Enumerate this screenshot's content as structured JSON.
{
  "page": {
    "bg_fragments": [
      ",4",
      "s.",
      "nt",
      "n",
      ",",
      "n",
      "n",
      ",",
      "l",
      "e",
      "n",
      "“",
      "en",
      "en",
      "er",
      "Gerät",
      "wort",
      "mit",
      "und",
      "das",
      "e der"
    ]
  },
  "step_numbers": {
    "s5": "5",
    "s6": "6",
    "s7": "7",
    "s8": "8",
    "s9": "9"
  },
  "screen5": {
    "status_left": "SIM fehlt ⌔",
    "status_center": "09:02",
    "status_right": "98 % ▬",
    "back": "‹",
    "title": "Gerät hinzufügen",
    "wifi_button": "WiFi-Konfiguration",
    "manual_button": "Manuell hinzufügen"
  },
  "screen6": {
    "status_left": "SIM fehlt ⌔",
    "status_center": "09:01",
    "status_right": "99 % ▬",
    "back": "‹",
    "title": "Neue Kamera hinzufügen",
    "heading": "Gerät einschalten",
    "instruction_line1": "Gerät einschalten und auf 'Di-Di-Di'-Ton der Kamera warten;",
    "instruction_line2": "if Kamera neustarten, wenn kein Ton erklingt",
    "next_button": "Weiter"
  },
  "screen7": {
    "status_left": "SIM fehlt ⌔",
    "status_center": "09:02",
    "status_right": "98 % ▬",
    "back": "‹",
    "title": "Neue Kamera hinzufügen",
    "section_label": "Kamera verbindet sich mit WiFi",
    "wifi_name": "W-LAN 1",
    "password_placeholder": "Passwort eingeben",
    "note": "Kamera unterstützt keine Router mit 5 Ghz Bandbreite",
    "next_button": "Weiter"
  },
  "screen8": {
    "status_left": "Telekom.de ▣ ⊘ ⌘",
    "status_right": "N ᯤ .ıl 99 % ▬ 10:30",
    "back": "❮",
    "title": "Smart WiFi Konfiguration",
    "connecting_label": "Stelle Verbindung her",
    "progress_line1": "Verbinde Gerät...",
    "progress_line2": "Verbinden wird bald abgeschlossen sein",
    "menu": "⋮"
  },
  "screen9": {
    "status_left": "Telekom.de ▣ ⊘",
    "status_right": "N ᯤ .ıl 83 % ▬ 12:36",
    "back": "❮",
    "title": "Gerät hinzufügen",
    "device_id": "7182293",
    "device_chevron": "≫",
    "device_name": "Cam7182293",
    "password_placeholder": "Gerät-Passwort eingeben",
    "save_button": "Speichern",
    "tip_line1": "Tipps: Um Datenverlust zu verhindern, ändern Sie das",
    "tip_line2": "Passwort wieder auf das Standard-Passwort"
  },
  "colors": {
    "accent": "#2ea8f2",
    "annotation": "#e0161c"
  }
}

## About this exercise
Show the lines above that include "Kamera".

## Exercise solution
    "title": "Neue Kamera hinzufügen",
    "instruction_line1": "Gerät einschalten und auf 'Di-Di-Di'-Ton der Kamera warten;",
    "instruction_line2": "if Kamera neustarten, wenn kein Ton erklingt",
    "title": "Neue Kamera hinzufügen",
    "section_label": "Kamera verbindet sich mit WiFi",
    "note": "Kamera unterstützt keine Router mit 5 Ghz Bandbreite",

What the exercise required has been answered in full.